■ Task statement
Repeat every record below exactly, leaving out the pictures.

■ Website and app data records
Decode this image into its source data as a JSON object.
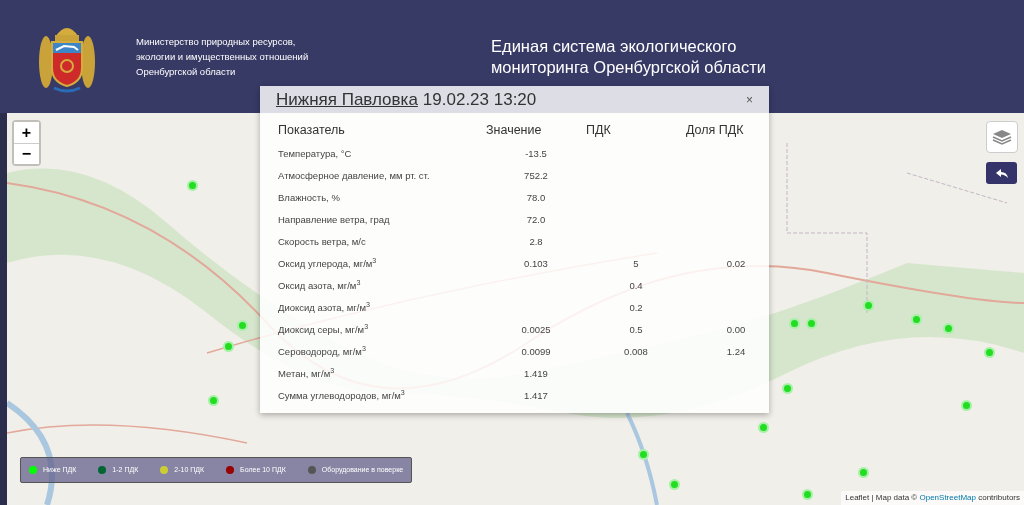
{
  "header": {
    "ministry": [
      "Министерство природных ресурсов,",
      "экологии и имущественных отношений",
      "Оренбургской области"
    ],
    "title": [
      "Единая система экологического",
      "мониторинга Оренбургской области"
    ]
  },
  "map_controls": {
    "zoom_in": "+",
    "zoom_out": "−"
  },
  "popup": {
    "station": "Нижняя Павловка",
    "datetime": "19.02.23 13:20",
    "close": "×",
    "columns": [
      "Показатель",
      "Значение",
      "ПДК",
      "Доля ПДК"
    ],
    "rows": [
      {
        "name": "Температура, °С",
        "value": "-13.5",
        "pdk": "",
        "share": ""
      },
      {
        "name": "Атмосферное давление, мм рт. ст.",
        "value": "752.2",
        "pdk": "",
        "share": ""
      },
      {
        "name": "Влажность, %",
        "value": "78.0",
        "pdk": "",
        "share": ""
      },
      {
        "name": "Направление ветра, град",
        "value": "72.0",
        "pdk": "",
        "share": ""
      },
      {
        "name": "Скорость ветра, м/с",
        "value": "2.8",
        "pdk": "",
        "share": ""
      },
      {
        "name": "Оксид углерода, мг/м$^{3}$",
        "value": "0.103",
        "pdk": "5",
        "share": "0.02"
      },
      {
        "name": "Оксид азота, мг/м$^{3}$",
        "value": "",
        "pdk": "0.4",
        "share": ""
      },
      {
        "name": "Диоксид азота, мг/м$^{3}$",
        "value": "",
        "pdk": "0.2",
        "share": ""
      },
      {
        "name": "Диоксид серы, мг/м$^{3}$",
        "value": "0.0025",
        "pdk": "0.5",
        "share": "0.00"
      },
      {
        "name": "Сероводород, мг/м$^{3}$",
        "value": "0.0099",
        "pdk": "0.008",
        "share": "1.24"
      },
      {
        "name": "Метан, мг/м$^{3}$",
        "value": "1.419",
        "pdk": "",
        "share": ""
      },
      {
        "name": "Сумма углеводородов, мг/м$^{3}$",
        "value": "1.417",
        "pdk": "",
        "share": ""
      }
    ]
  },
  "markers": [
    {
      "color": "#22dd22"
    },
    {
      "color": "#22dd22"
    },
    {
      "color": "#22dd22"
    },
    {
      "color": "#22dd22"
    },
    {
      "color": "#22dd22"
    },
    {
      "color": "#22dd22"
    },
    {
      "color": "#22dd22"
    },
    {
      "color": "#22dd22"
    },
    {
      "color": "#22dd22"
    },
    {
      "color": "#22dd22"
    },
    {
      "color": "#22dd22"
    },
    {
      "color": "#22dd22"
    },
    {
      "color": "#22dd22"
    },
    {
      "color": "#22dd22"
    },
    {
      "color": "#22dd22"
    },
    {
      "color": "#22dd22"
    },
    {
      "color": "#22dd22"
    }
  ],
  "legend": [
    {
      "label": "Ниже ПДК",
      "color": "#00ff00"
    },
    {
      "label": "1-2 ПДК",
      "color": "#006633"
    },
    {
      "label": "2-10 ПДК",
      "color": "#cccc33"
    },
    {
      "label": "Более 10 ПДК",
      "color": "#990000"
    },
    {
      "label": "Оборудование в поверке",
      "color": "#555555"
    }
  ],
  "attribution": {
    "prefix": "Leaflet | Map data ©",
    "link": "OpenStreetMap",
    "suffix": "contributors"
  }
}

■ Exercise solution
Decode this image into its source data as a JSON object.
{
  "header": {
    "ministry": [
      "Министерство природных ресурсов,",
      "экологии и имущественных отношений",
      "Оренбургской области"
    ],
    "title": [
      "Единая система экологического",
      "мониторинга Оренбургской области"
    ]
  },
  "map_controls": {
    "zoom_in": "+",
    "zoom_out": "−"
  },
  "popup": {
    "station": "Нижняя Павловка",
    "datetime": "19.02.23 13:20",
    "close": "×",
    "columns": [
      "Показатель",
      "Значение",
      "ПДК",
      "Доля ПДК"
    ],
    "rows": [
      {
        "name": "Температура, °С",
        "value": "-13.5",
        "pdk": "",
        "share": ""
      },
      {
        "name": "Атмосферное давление, мм рт. ст.",
        "value": "752.2",
        "pdk": "",
        "share": ""
      },
      {
        "name": "Влажность, %",
        "value": "78.0",
        "pdk": "",
        "share": ""
      },
      {
        "name": "Направление ветра, град",
        "value": "72.0",
        "pdk": "",
        "share": ""
      },
      {
        "name": "Скорость ветра, м/с",
        "value": "2.8",
        "pdk": "",
        "share": ""
      },
      {
        "name": "Оксид углерода, мг/м$^{3}$",
        "value": "0.103",
        "pdk": "5",
        "share": "0.02"
      },
      {
        "name": "Оксид азота, мг/м$^{3}$",
        "value": "",
        "pdk": "0.4",
        "share": ""
      },
      {
        "name": "Диоксид азота, мг/м$^{3}$",
        "value": "",
        "pdk": "0.2",
        "share": ""
      },
      {
        "name": "Диоксид серы, мг/м$^{3}$",
        "value": "0.0025",
        "pdk": "0.5",
        "share": "0.00"
      },
      {
        "name": "Сероводород, мг/м$^{3}$",
        "value": "0.0099",
        "pdk": "0.008",
        "share": "1.24"
      },
      {
        "name": "Метан, мг/м$^{3}$",
        "value": "1.419",
        "pdk": "",
        "share": ""
      },
      {
        "name": "Сумма углеводородов, мг/м$^{3}$",
        "value": "1.417",
        "pdk": "",
        "share": ""
      }
    ]
  },
  "markers": [
    {
      "color": "#22dd22"
    },
    {
      "color": "#22dd22"
    },
    {
      "color": "#22dd22"
    },
    {
      "color": "#22dd22"
    },
    {
      "color": "#22dd22"
    },
    {
      "color": "#22dd22"
    },
    {
      "color": "#22dd22"
    },
    {
      "color": "#22dd22"
    },
    {
      "color": "#22dd22"
    },
    {
      "color": "#22dd22"
    },
    {
      "color": "#22dd22"
    },
    {
      "color": "#22dd22"
    },
    {
      "color": "#22dd22"
    },
    {
      "color": "#22dd22"
    },
    {
      "color": "#22dd22"
    },
    {
      "color": "#22dd22"
    },
    {
      "color": "#22dd22"
    }
  ],
  "legend": [
    {
      "label": "Ниже ПДК",
      "color": "#00ff00"
    },
    {
      "label": "1-2 ПДК",
      "color": "#006633"
    },
    {
      "label": "2-10 ПДК",
      "color": "#cccc33"
    },
    {
      "label": "Более 10 ПДК",
      "color": "#990000"
    },
    {
      "label": "Оборудование в поверке",
      "color": "#555555"
    }
  ],
  "attribution": {
    "prefix": "Leaflet | Map data ©",
    "link": "OpenStreetMap",
    "suffix": "contributors"
  }
}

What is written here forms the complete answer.